"She has been commander in chief of the Alaska National Guard. Fact. On September 11 a contingent of the Guard deployed to Iraq and her son happened to be one of them so I think she understands national security challenges."

Which is fine except:

The governor of Alaska doesn't command the National Guard in combat overseas.

Sarah Palin didn't deploy anyone anywhere on September 11th. She was a guest speaker at an Army deployment ceremony.

Track Palin isn't in the National Guard; he's in the Army
.

Sometimes it seems like it's more than John McCain can handle, just keeping all the lies about Sarah Palin straight in his head. Tomorrow he'll say she's in the Air Force herself, on a plane she bought on eBay, bombing the bridges at Toko-Ri.


All in all, it's pretty clear that a vote for doddering McCain is a vote for I Can See Russia From My House! Sarah Palin.

2 comments:

thebruceblog said...

Great post.

First, as you well know, McCain never was that smart. Basically he graduated bottom of his class at the Naval Academy (Or was it NavEl).

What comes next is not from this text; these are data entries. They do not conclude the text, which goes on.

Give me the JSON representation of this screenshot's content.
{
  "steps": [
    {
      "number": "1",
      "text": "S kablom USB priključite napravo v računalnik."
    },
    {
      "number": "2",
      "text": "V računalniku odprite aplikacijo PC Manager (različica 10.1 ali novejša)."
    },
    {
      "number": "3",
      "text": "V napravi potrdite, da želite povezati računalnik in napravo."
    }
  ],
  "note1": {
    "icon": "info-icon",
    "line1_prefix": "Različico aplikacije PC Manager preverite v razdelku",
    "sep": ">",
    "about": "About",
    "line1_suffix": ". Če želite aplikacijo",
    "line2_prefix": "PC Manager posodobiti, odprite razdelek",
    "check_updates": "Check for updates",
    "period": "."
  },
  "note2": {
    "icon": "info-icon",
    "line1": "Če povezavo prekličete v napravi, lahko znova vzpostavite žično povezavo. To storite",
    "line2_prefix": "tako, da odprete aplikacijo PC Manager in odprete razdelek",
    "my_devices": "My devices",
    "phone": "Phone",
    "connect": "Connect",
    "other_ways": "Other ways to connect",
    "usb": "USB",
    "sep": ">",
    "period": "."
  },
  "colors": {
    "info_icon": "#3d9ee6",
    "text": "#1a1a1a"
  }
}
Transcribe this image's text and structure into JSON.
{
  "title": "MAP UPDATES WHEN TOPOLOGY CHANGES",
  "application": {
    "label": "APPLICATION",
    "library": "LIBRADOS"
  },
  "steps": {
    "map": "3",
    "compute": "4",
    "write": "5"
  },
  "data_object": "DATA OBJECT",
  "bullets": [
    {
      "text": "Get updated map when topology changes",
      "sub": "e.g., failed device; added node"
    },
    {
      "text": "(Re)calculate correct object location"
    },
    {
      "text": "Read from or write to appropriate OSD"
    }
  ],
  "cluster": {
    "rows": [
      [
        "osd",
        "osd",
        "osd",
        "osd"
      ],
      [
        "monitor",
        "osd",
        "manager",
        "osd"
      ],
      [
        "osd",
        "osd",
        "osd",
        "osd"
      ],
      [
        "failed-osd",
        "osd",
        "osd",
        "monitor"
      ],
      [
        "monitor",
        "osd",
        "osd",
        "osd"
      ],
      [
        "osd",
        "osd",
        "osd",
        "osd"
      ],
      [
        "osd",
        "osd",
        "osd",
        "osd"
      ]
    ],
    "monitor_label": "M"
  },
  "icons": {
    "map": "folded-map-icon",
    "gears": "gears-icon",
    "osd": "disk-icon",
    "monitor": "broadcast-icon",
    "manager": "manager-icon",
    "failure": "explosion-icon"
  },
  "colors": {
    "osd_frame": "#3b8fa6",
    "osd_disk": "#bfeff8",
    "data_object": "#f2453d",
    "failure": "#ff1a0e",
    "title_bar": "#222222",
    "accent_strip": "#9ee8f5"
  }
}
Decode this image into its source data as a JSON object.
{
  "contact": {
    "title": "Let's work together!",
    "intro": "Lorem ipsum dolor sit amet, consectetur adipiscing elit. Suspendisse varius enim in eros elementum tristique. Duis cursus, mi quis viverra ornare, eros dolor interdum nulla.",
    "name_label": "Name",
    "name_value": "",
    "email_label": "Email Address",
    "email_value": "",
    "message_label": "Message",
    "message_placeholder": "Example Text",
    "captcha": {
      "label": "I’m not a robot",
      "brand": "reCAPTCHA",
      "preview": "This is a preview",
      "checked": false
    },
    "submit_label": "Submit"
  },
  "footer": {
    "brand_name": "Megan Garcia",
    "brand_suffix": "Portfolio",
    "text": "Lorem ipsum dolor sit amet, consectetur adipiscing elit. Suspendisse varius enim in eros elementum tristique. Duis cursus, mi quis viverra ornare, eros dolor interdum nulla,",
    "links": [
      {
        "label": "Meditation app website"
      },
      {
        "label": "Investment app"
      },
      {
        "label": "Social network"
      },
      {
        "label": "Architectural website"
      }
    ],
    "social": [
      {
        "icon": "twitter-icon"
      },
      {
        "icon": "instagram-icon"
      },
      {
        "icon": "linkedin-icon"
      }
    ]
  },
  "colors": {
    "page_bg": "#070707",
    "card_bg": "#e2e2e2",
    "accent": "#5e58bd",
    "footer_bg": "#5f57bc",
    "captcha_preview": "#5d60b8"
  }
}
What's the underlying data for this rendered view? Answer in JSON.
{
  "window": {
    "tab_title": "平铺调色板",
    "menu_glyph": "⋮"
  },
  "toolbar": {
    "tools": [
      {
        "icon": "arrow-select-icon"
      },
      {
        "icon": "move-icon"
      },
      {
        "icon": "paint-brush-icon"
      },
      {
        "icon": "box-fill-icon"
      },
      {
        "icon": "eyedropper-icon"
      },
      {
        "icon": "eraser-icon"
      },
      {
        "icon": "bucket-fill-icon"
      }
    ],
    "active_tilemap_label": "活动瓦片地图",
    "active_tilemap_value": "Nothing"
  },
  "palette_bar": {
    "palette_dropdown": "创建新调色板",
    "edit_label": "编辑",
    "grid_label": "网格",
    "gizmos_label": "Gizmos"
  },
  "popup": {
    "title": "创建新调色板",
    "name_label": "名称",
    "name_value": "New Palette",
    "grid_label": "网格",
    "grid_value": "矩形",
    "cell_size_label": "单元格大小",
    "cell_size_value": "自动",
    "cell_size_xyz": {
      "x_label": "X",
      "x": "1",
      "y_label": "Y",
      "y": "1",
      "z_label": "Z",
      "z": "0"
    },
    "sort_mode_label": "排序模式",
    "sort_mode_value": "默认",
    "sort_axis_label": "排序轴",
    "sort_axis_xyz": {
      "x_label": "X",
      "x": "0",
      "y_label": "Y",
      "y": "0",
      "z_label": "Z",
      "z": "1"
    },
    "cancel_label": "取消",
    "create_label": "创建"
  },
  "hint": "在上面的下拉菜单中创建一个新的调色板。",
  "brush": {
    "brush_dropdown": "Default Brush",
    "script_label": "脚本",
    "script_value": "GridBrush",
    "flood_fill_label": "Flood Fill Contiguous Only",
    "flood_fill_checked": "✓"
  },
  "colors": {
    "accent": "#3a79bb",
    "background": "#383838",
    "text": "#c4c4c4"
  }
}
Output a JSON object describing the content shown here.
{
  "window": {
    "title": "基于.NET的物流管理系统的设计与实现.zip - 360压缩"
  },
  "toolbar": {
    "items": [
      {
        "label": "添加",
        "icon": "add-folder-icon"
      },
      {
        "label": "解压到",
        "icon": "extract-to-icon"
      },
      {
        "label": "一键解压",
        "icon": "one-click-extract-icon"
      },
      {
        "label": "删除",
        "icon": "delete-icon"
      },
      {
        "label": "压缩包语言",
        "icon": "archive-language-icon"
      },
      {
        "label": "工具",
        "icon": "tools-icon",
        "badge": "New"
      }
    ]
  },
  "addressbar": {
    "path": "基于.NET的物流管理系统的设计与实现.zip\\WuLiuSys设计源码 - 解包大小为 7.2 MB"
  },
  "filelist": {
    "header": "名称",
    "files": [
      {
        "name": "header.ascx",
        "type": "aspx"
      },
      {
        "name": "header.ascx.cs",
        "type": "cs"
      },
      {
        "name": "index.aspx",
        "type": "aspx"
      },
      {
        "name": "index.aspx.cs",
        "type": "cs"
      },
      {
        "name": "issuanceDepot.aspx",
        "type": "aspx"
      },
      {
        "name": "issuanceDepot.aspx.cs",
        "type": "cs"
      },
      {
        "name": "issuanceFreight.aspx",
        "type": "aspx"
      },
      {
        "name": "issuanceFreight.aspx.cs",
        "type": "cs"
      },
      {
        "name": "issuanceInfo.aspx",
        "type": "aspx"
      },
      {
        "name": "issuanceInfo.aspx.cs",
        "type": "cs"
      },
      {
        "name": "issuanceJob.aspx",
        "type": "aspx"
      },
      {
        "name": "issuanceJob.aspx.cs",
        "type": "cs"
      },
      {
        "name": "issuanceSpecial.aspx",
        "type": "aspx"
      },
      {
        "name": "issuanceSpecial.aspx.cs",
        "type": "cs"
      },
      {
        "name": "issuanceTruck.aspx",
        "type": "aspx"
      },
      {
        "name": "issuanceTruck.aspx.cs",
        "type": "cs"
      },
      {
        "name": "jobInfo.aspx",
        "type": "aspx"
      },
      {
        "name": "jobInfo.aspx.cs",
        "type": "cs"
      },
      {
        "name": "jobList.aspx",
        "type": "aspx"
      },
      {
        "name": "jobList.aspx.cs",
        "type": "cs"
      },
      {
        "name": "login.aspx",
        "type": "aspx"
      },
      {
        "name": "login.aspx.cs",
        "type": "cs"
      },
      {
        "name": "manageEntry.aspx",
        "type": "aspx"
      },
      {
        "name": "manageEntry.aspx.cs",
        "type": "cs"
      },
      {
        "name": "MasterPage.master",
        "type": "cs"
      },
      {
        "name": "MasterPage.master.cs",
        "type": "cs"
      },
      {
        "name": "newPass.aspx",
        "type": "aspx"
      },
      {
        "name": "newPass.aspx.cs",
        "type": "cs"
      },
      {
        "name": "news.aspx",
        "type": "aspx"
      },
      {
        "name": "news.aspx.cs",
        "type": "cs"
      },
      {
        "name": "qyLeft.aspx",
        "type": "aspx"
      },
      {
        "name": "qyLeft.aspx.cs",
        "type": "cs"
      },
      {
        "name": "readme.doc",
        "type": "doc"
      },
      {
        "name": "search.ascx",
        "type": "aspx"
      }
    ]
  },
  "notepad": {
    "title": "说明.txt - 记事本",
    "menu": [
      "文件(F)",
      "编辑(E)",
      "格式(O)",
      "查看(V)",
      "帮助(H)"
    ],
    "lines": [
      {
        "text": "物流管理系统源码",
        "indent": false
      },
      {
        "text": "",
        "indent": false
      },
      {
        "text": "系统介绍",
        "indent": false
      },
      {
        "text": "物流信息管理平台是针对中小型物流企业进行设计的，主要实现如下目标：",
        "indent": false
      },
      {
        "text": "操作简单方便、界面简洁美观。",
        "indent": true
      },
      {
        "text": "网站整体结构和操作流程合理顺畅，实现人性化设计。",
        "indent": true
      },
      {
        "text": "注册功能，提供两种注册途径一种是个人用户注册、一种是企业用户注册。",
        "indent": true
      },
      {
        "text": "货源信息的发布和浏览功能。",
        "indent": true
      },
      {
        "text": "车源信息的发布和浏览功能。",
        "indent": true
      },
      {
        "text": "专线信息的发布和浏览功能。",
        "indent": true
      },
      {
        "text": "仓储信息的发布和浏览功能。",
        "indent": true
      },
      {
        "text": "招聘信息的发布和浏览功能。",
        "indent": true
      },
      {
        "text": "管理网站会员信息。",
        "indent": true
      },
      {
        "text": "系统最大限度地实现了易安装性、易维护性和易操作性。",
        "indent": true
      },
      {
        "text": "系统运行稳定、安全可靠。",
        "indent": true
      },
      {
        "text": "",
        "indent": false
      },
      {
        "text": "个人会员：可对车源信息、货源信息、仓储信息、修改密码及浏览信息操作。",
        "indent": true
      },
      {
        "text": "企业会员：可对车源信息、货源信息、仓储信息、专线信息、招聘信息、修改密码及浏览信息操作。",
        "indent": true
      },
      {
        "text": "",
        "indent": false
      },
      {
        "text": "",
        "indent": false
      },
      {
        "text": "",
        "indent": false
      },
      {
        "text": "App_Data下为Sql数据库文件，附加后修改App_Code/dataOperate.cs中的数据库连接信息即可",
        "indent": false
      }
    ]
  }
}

As a POW he had PTSD (never treated), which some say he still shows signs of. He has recurring cancer. And I know a physician who thinks McCain may be showing early signs of Alzheimer's. Boy, that gives one confidence, huh? If he's not bad enough, can you imagine a President Palin?

He has made so many strange gaffes, like this one you pointed out about Spain. Called Putin the President of Germany, referred several times to "Czechoslovakia". Are they gaffes? Is he confused? Stupid? Doddering?

And let's remember, this man said economics is not something he understands as well as he should. I'd say foreign relations as well. So what the hell has he been doing in Washington for the past 26 years? Isn't it his job to understand these things when he's dealing with legislation? And the fact he's running for President???

God help us if these 2 win. Matt Damon is right. It's like a bad Disney movie: "The POW and the Point Guard."

truth said...

Great points. I had forgotten about him being at the bottom of his Academy class.